- TASK REQUIREMENTS -
Would you copy out each line of the records below that includes the word "hand"?

[Items from a data source]
========================

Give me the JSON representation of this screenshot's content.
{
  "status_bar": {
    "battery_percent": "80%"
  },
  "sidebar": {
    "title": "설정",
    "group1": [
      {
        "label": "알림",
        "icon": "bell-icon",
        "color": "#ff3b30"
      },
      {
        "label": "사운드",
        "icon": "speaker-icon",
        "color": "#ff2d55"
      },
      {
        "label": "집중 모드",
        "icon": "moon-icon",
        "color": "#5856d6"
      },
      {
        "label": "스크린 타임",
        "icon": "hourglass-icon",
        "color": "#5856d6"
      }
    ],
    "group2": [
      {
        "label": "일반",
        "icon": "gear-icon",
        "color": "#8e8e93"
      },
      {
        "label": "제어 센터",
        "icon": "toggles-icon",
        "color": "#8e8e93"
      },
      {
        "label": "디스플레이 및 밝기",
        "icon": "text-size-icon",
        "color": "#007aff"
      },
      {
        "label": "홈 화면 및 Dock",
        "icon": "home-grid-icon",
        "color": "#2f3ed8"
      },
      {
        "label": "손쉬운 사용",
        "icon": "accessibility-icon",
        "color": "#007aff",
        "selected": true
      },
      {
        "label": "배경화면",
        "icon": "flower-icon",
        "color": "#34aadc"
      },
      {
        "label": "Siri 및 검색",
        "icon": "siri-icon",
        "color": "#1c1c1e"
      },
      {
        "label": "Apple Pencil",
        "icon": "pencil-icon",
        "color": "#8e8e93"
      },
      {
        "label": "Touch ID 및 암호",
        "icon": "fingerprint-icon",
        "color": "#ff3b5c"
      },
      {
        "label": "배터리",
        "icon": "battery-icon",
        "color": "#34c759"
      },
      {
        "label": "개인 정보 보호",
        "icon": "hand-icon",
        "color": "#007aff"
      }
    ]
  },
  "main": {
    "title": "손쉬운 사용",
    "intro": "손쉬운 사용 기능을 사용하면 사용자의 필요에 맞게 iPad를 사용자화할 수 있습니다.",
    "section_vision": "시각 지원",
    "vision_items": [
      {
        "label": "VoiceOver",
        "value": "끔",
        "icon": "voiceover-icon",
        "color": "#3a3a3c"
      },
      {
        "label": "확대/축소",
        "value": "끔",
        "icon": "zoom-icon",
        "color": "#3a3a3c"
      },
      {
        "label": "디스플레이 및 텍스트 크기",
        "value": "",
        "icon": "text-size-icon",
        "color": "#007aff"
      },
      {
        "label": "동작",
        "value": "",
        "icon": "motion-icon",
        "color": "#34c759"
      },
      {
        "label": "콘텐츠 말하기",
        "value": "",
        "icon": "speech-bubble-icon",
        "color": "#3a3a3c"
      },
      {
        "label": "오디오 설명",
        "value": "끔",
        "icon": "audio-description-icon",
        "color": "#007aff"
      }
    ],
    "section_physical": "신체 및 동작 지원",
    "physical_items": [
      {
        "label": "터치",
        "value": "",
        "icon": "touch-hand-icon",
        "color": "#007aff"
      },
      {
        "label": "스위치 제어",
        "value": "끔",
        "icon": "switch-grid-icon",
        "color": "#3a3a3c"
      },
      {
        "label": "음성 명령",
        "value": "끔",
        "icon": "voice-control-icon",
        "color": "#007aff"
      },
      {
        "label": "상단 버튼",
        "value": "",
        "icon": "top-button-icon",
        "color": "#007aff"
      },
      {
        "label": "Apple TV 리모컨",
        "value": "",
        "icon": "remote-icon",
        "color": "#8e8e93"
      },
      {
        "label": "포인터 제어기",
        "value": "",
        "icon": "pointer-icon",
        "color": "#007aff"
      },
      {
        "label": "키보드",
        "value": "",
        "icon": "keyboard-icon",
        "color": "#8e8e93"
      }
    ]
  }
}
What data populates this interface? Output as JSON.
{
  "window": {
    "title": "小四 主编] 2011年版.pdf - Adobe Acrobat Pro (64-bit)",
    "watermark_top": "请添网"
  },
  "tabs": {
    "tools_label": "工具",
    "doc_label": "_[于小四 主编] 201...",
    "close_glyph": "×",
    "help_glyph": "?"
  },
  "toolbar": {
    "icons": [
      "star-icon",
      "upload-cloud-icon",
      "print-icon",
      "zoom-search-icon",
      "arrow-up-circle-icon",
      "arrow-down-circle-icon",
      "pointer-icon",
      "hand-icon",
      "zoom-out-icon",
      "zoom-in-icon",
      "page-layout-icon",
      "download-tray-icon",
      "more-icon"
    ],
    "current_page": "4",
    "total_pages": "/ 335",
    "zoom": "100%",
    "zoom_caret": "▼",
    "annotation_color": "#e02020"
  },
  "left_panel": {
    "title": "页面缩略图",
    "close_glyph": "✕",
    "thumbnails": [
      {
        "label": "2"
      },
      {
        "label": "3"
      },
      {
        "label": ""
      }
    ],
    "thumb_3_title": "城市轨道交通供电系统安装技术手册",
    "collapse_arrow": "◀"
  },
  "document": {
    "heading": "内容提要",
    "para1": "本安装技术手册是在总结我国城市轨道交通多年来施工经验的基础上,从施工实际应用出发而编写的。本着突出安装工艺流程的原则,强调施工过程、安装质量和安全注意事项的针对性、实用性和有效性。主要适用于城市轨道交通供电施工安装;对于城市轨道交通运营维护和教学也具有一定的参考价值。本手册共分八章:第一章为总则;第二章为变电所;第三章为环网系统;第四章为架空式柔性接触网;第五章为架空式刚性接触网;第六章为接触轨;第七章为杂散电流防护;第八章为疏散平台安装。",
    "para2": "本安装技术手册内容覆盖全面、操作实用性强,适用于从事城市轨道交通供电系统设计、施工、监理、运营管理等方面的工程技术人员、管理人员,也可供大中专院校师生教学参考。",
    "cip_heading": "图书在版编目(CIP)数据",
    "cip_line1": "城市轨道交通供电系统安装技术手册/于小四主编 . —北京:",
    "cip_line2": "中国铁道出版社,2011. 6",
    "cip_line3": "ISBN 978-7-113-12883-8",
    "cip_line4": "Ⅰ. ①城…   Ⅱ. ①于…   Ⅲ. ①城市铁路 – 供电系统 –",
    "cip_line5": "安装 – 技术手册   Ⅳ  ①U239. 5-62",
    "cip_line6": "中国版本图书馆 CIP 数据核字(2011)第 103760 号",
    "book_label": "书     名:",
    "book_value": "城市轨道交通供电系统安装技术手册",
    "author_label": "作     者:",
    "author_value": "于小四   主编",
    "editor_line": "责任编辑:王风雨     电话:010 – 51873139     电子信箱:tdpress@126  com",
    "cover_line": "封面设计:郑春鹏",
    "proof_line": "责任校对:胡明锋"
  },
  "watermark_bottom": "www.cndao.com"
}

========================

- RESPONSE TO THE EXERCISE -
        "icon": "hand-icon",
        "icon": "touch-hand-icon",
      "hand-icon",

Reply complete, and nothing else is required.